Clutching a braided palm as a symbol of hope and peace, Pope John Paul II led thousands of young people in a Palm Sunday service in St. Peter’s Square, a celebration the Vatican described as an “antidote” to the fears of a world grappling with terror and war.
Youths, some wearing colorful African robes and Eastern European folk dress, waved towering palm fronds and olive branches as they cheered the pontiff, who looked wan and struggled to pronounce his words.
Aides guided the pope, sitting in a chair on a wheeled base, to the edge of the altar stairs so he could distribute Communion to faithful.
The pontiff, who has Parkinson’s disease and who turns 84 next month, slowly read all of his homily, in which he recalled that Palm Sunday marked Jesus’ triumphant entry into Jerusalem, only days before his crucifixion.
Jesus “emerged himself in that crowd so fickle that in a few days it went from joyous enthusiasm to homicidal scorn,” John Paul said.
About 50,000 people filled the square, where Italian police officers stood guard and Vatican plainclothes security kept a close eye on the crowd. Security has been heightened in the last few months at the Vatican amid general concerns that Islamic extremists could target the heart of Roman Catholicism.

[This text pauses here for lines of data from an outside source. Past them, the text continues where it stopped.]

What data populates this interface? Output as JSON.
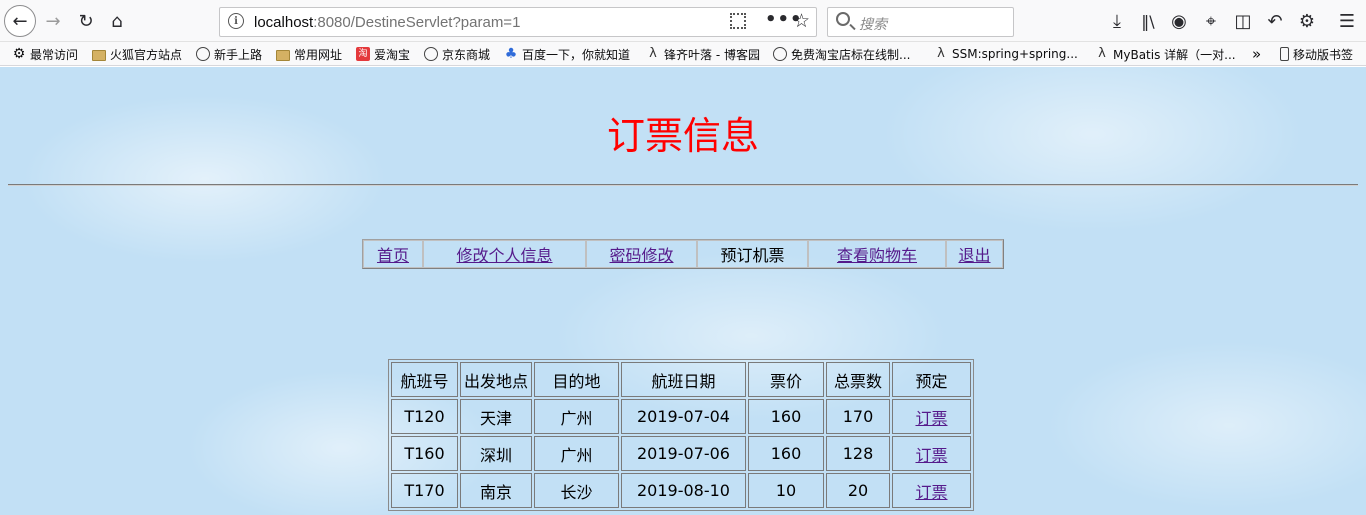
{
  "browser": {
    "url_host": "localhost",
    "url_rest": ":8080/DestineServlet?param=1",
    "search_placeholder": "搜索",
    "bookmarks": [
      {
        "label": "最常访问",
        "icon": "gear-icon"
      },
      {
        "label": "火狐官方站点",
        "icon": "folder-icon"
      },
      {
        "label": "新手上路",
        "icon": "globe-icon"
      },
      {
        "label": "常用网址",
        "icon": "folder-icon"
      },
      {
        "label": "爱淘宝",
        "icon": "taobao-icon"
      },
      {
        "label": "京东商城",
        "icon": "globe-icon"
      },
      {
        "label": "百度一下，你就知道",
        "icon": "paw-icon"
      },
      {
        "label": "锋齐叶落 - 博客园",
        "icon": "leaf-icon"
      },
      {
        "label": "免费淘宝店标在线制...",
        "icon": "globe-icon"
      },
      {
        "label": "SSM:spring+spring...",
        "icon": "leaf-icon"
      },
      {
        "label": "MyBatis 详解（一对...",
        "icon": "leaf-icon"
      }
    ],
    "bookmarks_overflow": "»",
    "mobile_bookmarks": "移动版书签"
  },
  "page": {
    "title": "订票信息",
    "nav": [
      "首页",
      "修改个人信息",
      "密码修改",
      "预订机票",
      "查看购物车",
      "退出"
    ],
    "table": {
      "headers": [
        "航班号",
        "出发地点",
        "目的地",
        "航班日期",
        "票价",
        "总票数",
        "预定"
      ],
      "rows": [
        [
          "T120",
          "天津",
          "广州",
          "2019-07-04",
          "160",
          "170",
          "订票"
        ],
        [
          "T160",
          "深圳",
          "广州",
          "2019-07-06",
          "160",
          "128",
          "订票"
        ],
        [
          "T170",
          "南京",
          "长沙",
          "2019-08-10",
          "10",
          "20",
          "订票"
        ]
      ]
    }
  }
}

Palm Sunday inaugurates Holy Week, a taxing series of public appearances for the pope, including a Way of the Cross procession at the Colosseum on Good Friday and Easter Sunday Mass in the square.
The Vatican newspaper L’Osservatore Romano, next to photographs of the terror bombings in Madrid, Middle East violence and the Iraq war, described Sunday’s gathering of young people as a “powerful antidote” to fear.
“The most insidious enemy of young people is called fear,” the Vatican paper said. “An ‘expert’ of hope, like John Paul II, knows this well.” The pontiff, it said, invites youths to “ally themselves on Christ’s side, and not with the sowers of hate, the mercenaries of terror, the prophets of death.”
Pope: ‘Don’t be afraid to go countercurrent’
In his homily, John Paul told young people: “Certainly the message that the Cross communicates isn’t easy to understand in our era, in which material well-being and convenience are proposed and sought after as priority values.”
“Don’t be afraid to go countercurrent!” he exhorted his listeners.
John Paul has relied heavily on the optimism and enthusiasm of youth to help spread the Church’s message, and every two years he had joined hundreds of thousands of them in pep rallies and prayer services in cities including Buenos Aires, Denver, Manila and Paris.
The next World Youth Day jamboree will in Cologne, Germany, in August 2005.